### Work request
Report each line of the records below that holds the word "General".

[Data about app and page elements]
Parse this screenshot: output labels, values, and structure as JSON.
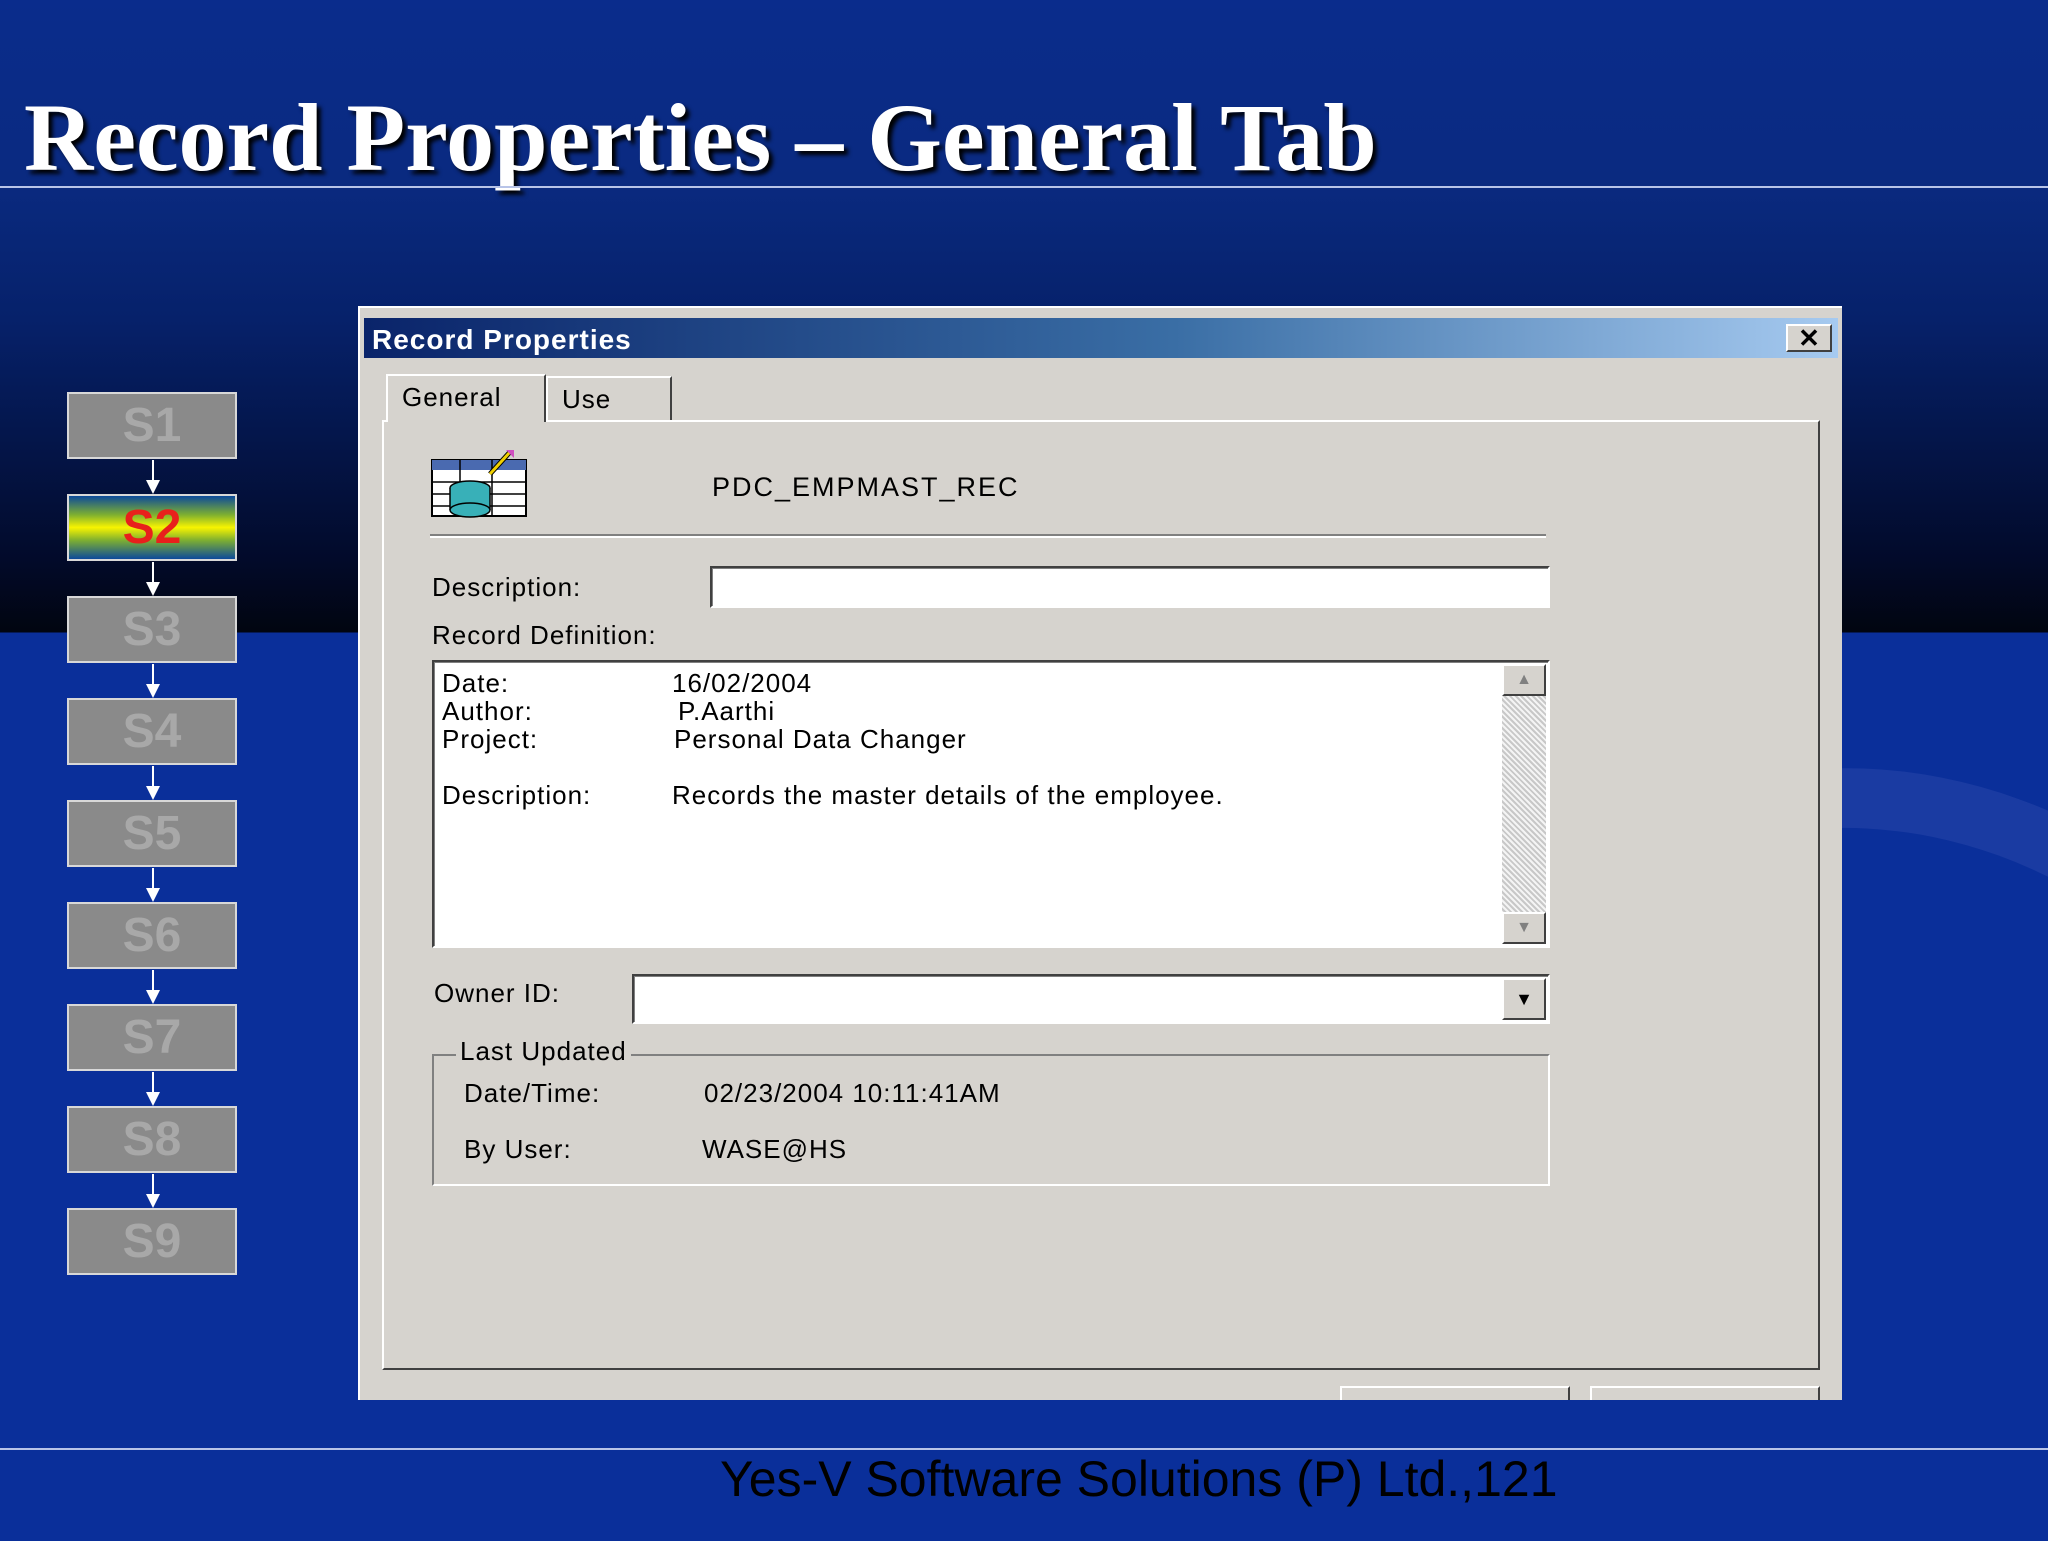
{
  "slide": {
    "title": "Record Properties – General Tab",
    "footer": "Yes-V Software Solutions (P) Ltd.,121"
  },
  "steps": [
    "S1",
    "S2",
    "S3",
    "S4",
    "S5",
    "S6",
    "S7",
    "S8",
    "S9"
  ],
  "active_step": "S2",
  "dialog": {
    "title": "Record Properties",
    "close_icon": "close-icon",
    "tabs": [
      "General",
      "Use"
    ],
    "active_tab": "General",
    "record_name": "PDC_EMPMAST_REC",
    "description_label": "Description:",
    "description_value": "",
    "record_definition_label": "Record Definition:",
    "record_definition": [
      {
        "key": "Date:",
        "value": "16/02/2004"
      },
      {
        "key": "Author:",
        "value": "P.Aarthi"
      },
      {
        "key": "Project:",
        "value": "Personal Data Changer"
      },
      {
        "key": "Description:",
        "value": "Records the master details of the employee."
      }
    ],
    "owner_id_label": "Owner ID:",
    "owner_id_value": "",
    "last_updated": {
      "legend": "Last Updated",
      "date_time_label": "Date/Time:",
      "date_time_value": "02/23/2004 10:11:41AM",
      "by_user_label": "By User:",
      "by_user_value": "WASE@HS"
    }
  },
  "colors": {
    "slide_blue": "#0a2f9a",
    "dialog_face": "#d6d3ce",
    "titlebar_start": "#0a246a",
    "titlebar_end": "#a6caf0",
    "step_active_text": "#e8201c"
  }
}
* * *
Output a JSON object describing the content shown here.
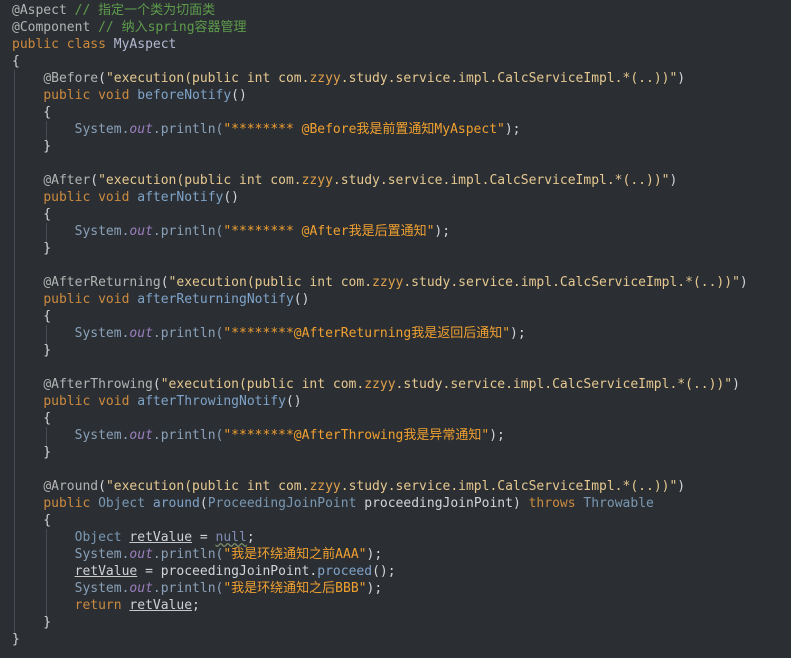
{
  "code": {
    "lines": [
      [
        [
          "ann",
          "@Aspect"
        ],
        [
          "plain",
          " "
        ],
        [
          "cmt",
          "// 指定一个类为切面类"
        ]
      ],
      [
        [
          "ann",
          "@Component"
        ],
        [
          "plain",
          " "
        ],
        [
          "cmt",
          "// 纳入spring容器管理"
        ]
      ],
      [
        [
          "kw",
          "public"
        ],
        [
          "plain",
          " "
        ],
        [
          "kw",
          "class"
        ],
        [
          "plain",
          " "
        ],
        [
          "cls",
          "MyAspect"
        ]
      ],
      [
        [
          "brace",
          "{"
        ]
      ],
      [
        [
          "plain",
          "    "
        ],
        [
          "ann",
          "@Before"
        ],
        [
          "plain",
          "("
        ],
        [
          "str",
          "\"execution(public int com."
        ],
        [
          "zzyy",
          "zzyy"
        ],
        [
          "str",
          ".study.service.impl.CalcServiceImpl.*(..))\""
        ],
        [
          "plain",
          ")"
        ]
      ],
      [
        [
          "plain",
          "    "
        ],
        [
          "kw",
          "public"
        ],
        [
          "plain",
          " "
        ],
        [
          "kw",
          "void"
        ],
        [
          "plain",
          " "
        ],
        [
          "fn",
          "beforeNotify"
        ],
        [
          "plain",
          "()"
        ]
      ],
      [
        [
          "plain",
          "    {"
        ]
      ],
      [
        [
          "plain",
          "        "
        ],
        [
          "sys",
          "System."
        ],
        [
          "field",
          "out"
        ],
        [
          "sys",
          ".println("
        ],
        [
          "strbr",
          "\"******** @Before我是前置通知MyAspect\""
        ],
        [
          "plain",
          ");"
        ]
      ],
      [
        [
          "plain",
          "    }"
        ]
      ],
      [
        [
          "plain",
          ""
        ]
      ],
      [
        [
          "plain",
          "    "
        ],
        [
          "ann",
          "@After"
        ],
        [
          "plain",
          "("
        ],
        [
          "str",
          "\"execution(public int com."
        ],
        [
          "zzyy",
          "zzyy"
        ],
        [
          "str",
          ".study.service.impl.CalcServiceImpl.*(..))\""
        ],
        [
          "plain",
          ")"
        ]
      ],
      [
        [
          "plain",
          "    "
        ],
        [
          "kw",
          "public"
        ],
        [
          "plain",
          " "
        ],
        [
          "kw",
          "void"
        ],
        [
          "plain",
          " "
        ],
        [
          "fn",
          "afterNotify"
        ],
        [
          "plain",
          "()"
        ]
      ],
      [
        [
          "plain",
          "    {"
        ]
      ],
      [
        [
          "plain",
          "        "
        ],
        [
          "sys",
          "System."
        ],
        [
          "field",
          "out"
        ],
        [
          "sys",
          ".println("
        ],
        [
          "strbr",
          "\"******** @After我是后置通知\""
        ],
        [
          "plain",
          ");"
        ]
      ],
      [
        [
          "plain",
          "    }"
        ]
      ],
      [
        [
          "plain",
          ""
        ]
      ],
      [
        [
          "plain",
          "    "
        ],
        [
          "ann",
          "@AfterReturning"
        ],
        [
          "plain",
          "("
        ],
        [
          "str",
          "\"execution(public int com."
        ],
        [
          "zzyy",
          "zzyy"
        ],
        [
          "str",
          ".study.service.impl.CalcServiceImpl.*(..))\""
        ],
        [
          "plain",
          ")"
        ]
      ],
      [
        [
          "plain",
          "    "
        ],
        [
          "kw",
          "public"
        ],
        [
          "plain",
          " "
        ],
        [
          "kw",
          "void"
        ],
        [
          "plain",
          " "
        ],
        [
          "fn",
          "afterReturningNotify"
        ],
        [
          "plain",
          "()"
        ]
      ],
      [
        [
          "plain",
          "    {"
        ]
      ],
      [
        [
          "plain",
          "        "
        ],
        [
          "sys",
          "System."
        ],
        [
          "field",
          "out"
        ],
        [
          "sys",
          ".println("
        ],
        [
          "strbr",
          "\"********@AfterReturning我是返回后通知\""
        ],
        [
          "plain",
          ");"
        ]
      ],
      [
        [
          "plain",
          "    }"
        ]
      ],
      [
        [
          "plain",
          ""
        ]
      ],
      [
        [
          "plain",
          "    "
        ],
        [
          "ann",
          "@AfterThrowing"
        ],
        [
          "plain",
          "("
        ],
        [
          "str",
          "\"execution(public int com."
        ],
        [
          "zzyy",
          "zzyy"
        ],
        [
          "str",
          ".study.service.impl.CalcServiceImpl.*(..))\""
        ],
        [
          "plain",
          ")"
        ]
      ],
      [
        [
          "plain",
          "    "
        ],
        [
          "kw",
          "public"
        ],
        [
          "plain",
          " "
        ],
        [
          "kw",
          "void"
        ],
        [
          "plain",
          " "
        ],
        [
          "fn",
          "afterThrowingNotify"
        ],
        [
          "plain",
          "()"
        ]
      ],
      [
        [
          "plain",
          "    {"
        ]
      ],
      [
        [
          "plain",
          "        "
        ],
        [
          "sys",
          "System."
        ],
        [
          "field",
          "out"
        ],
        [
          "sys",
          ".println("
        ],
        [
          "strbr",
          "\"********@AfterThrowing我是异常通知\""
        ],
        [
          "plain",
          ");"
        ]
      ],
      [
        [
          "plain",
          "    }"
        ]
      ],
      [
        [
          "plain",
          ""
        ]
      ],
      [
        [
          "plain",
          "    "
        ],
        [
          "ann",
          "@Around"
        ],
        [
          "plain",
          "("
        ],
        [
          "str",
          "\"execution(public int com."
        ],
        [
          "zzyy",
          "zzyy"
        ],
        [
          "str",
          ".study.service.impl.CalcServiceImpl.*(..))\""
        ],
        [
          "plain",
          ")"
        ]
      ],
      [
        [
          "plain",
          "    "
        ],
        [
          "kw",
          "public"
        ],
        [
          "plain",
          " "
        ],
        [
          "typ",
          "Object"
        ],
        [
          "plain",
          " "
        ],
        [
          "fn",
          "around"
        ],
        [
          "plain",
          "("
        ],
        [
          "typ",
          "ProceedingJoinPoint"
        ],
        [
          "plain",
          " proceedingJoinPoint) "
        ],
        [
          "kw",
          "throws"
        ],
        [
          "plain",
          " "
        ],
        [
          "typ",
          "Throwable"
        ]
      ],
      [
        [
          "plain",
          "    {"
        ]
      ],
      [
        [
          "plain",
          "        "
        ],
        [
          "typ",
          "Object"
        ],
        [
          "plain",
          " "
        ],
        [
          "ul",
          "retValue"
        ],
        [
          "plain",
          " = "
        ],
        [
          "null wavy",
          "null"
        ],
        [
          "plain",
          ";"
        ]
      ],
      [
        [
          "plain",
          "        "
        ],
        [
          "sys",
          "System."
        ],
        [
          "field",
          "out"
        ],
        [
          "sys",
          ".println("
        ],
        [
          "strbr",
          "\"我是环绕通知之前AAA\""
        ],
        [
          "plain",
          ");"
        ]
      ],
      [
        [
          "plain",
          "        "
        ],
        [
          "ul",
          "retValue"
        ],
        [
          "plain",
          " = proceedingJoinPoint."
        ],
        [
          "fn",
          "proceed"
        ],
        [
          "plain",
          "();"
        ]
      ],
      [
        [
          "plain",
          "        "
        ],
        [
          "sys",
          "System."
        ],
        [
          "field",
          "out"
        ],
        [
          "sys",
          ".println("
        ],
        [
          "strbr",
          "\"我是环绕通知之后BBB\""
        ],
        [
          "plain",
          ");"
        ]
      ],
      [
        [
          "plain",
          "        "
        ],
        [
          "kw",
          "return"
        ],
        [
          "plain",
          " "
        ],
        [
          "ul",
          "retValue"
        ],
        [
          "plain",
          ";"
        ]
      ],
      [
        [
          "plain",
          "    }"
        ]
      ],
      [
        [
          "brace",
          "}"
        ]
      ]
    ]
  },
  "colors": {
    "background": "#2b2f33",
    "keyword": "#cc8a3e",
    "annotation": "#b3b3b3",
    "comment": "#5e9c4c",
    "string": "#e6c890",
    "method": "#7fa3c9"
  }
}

### Written answer
    "title": "Record Properties – General Tab",
      "General",
    "active_tab": "General",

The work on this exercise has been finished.